Domestic violence, also known as domestic abuse, spousal abuse or intimate partner violence (IPV), can be broadly defined as a pattern of abusive behaviors by one or both partners in an intimate relationship such as marriage, dating, family, friends or cohabitation.
Domestic violence has many forms including physical aggression (hitting, kicking, biting, shoving, restraining, slapping, throwing objects), or threats thereof; sexual abuse; emotional abuse; controlling or domineering; intimidation; stalking; passive/covert abuse (e.g., neglect); and economic deprivation.
How Does Domestic Violence Effect Children?
Children who witness domestic violence suffer deep wounds that are reflected in their behaviors. The effects of domestic violence on children is so great that it influences the their present and their future as adults. These are some of the effects that Domestic Violence has on children.
- Shame, guilt, and self blame.
- Confusion about conflicting feelings toward parents.
- Fear of abandonment, or expressing emotions, the unknown or personal injury.
- Depression and feelings of helplessness and powerlessness.
- Acting out or withdrawing.
- Refusing to go to school.
- Care taking; acting as a parent substitute.
- Lying to avoid confrontation.
- Bedwetting and nightmares.
- Reduced intellectual competency.
- Manipulation, dependency, mood swings.
- Isolation from friends and relatives.
- Difficulty in trusting, especially adults.
- Poor anger management and problem solving skills.

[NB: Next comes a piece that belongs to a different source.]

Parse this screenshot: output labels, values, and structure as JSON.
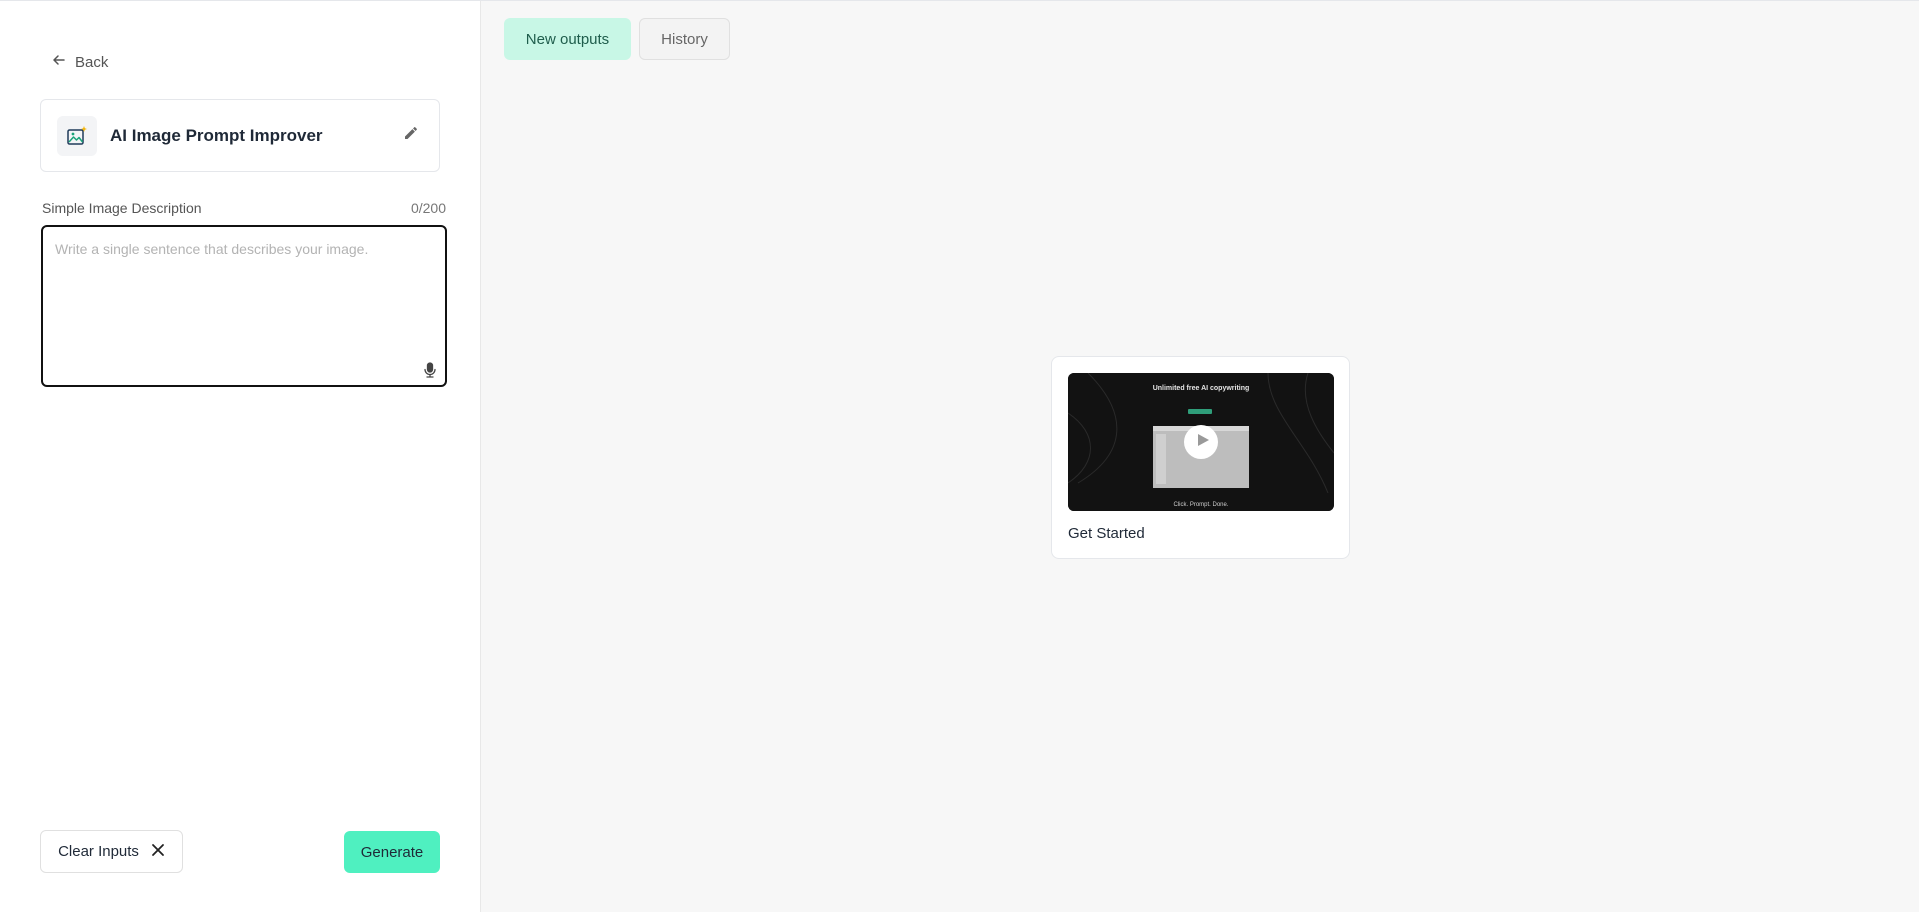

- Excessive social involvement to avoid home.
- Passivity with peers or bullying.
- Engaged in exploitative relationships as perpetrator or victim.

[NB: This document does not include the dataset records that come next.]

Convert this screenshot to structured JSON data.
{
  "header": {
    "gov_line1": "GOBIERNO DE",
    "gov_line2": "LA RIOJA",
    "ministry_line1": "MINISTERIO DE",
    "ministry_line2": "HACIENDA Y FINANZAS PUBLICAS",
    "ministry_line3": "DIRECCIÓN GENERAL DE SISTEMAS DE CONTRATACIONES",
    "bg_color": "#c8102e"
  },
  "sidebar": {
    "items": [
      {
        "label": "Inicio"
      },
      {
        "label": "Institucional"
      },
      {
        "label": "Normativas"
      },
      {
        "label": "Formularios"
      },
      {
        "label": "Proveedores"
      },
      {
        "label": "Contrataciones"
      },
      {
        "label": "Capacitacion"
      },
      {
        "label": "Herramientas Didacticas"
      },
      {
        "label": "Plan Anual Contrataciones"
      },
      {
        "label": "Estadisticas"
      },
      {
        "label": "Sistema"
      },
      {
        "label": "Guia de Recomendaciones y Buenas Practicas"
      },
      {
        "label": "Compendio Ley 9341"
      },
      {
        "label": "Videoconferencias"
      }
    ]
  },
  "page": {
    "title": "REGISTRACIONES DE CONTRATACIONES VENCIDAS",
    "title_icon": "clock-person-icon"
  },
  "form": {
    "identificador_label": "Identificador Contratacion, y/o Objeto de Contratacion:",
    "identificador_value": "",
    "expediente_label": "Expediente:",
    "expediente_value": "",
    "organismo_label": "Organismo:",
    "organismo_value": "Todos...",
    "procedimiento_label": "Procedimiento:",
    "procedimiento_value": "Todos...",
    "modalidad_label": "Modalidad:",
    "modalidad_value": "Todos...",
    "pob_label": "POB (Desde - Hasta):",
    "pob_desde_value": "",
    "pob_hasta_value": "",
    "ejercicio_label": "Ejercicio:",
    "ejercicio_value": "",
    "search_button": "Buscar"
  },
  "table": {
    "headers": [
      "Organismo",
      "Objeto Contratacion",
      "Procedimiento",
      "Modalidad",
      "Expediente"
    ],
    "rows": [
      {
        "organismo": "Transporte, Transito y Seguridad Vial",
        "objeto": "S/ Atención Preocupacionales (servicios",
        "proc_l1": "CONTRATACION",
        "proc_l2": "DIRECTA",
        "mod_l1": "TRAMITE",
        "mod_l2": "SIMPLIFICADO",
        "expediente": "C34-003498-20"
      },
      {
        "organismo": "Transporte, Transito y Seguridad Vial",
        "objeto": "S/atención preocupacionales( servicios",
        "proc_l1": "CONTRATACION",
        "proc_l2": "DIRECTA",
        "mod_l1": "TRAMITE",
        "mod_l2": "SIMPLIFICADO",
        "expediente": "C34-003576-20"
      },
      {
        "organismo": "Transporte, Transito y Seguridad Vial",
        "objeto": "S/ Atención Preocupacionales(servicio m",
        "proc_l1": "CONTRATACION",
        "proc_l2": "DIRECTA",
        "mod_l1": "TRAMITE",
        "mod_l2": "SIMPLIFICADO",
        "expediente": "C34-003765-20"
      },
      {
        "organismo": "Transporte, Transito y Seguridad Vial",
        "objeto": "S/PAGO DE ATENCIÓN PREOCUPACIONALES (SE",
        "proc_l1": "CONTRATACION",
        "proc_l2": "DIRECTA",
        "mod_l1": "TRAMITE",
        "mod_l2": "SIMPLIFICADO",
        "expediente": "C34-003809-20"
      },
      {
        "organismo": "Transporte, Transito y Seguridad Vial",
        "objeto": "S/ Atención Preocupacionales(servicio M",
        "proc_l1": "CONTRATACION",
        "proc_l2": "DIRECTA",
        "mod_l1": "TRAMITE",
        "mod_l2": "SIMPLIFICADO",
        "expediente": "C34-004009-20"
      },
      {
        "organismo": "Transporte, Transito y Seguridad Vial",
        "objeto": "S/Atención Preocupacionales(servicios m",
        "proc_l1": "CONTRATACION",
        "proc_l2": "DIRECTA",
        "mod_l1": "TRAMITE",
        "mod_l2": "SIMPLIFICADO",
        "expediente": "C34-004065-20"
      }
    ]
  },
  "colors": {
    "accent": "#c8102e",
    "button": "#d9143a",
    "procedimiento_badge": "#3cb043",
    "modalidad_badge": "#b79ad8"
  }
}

- Somatic complaints, headaches and stomachaches.
- Nervous, anxious, short attention span.
- Frequently ill.
- Regression in development.
- High risk play.
- Self abuse.